Her biggest challenge in the lead-up to the 2012 election, however, was to apologise publicly for her father's authoritarian rule and the military coup of 1960 through which he had seized power. To many supporters of liberal democracy, especially the younger generations in their 20s and 30s, she was seen largely as the daughter of a dictator and thus fundamentally an impediment to South Korea's democratic future. The fact that Park received more than the majority of the vote from those who turned out in this election - 75.8 per cent - is an indication that the Park Chung-hee legacy, both good and bad, is now in the past.
Another major factor, from which we can find answers to the questions I have raised, has been Park's newly articulated leadership approach, which she promotes as ''Mother Leadership'', or ''Woman Leadership''. Mother Leadership, according to Park, is akin to a mother's devotion and care for her family. Throughout her campaign, she repeatedly claimed that the Korean people were her ''only family'' as she had no family of her own, and thus she claimed to be in politics to make the Korean people happy. Park's portrayal of her motherly leadership, with an emphasis on feminine attentiveness and preparedness, was very effective in encouraging women to vote for her.

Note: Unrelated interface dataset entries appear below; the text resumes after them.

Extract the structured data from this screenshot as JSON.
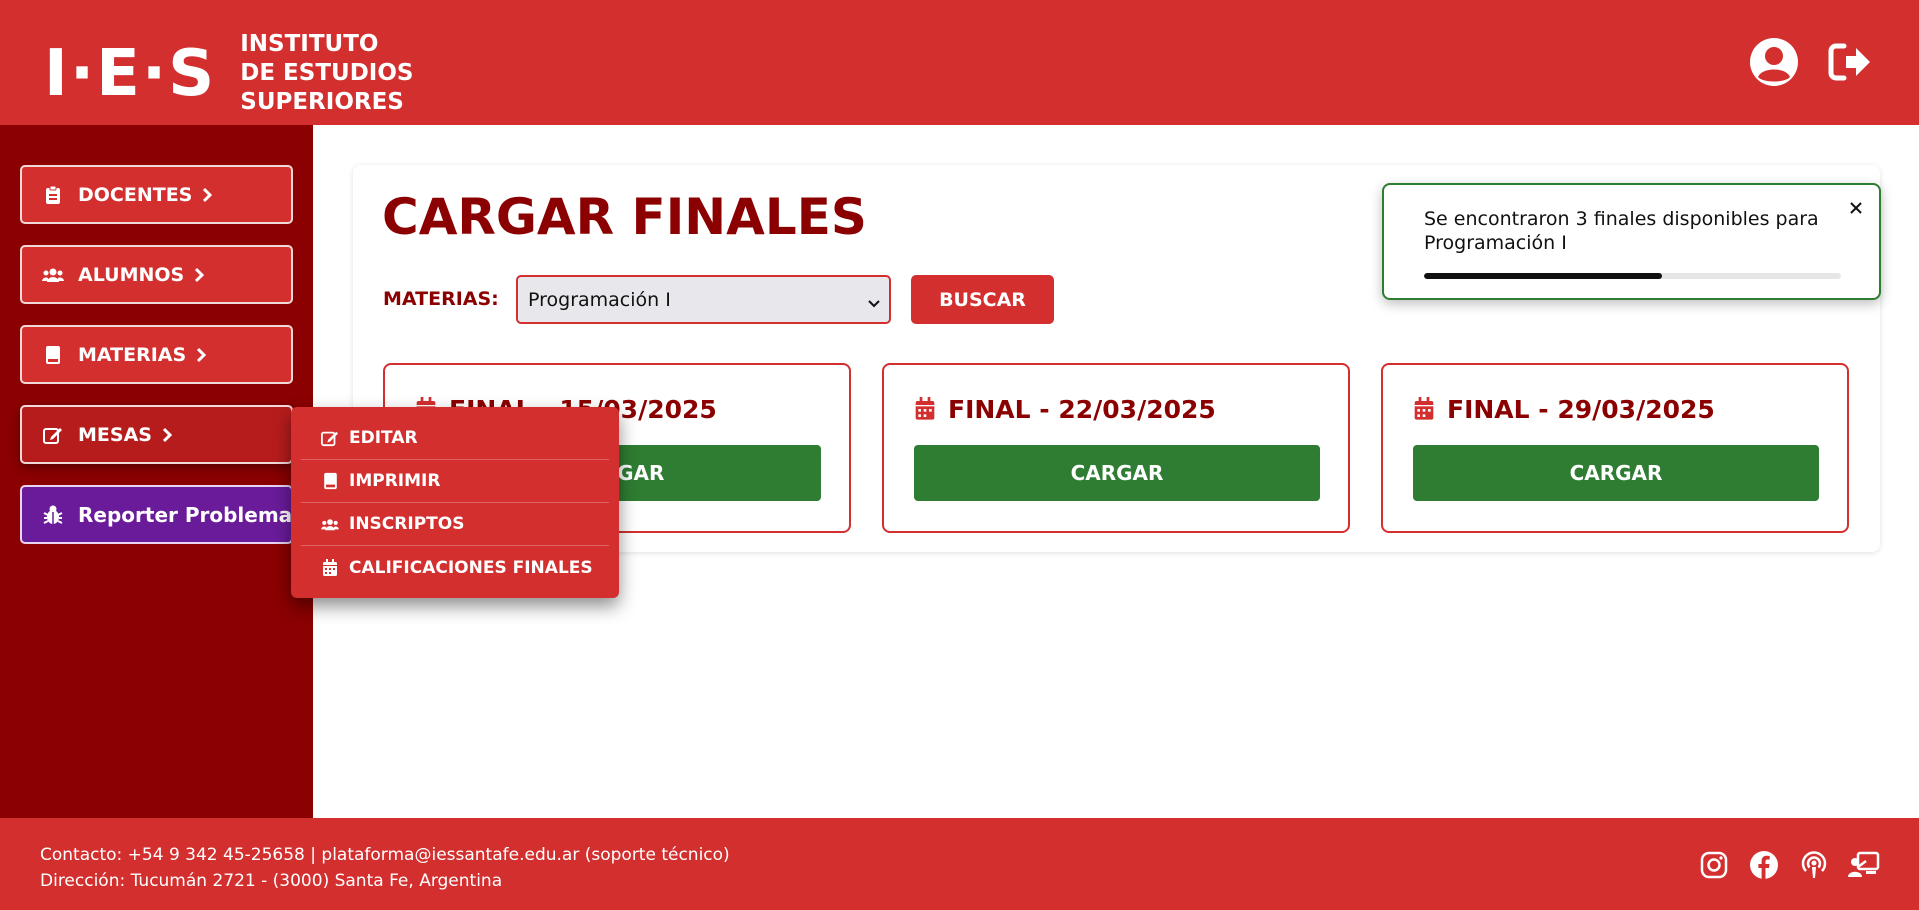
{
  "header": {
    "logo_mark": "I·E·S",
    "logo_lines": [
      "INSTITUTO",
      "DE ESTUDIOS",
      "SUPERIORES"
    ],
    "user_icon": "user-circle-icon",
    "logout_icon": "logout-icon"
  },
  "sidebar": {
    "items": [
      {
        "label": "DOCENTES",
        "icon": "clipboard-icon"
      },
      {
        "label": "ALUMNOS",
        "icon": "users-icon"
      },
      {
        "label": "MATERIAS",
        "icon": "book-icon"
      },
      {
        "label": "MESAS",
        "icon": "edit-icon"
      }
    ],
    "report_label": "Reporter Problema"
  },
  "dropdown": {
    "items": [
      {
        "label": "EDITAR",
        "icon": "edit-icon"
      },
      {
        "label": "IMPRIMIR",
        "icon": "book-icon"
      },
      {
        "label": "INSCRIPTOS",
        "icon": "users-icon"
      },
      {
        "label": "CALIFICACIONES FINALES",
        "icon": "calendar-icon"
      }
    ]
  },
  "main": {
    "title": "CARGAR FINALES",
    "filter_label": "MATERIAS:",
    "selected_subject": "Programación I",
    "search_label": "BUSCAR",
    "finals": [
      {
        "title": "FINAL - 15/03/2025",
        "button": "CARGAR"
      },
      {
        "title": "FINAL - 22/03/2025",
        "button": "CARGAR"
      },
      {
        "title": "FINAL - 29/03/2025",
        "button": "CARGAR"
      }
    ]
  },
  "toast": {
    "message": "Se encontraron 3 finales disponibles para Programación I",
    "progress": 0.57,
    "border_color": "#2e7d32"
  },
  "footer": {
    "contact": "Contacto: +54 9 342 45-25658 | plataforma@iessantafe.edu.ar (soporte técnico)",
    "address": "Dirección: Tucumán 2721 - (3000) Santa Fe, Argentina",
    "social_icons": [
      "instagram-icon",
      "facebook-icon",
      "podcast-icon",
      "classroom-icon"
    ]
  },
  "colors": {
    "brand_red": "#d32f2f",
    "dark_red": "#8b0000",
    "success_green": "#2e7d32",
    "report_purple": "#6a1b9a"
  }
}
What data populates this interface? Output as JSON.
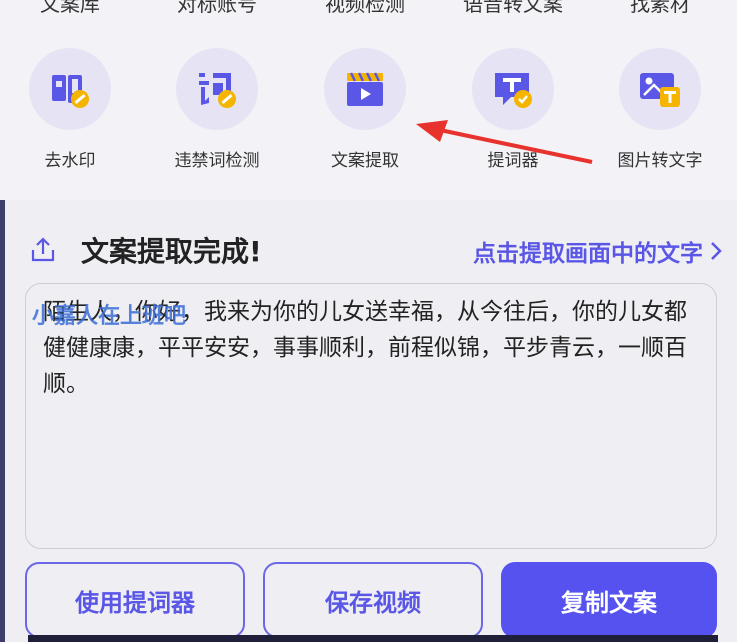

By pledging to help women, for example, to return to work by establishing ''career coaching'' centres, and to train a hundred thousand female workers by 2017, Park motivated many women to envision a more gender-balanced workplace. In Korea the gender pay gap is the biggest among OECD members.
She also pledged to increase in stages the ratio of females in cabinet ministries and governmental committees by changing male-oriented power structures. The resultant increase in her share of the female vote, obtaining 51.1 per cent, 3.2 percentage points more than Moon (47.9 per cent), clearly helped her victory.
To what extent this emphasis on motherly leadership will be effective, especially in terms of achieving her promises of ''economic democratisation'', not just for women, but for all Koreans, we will have to wait to see, as she is facing more challenges than she can possibly imagine.
Yet, Park's rise to the presidency unambiguously signals a big step forward taken already by ordinary working people in today's Korea.
Kim Hyung-A is associate professor of Korean politics in the College of Asia and the Pacific at the Australian National University.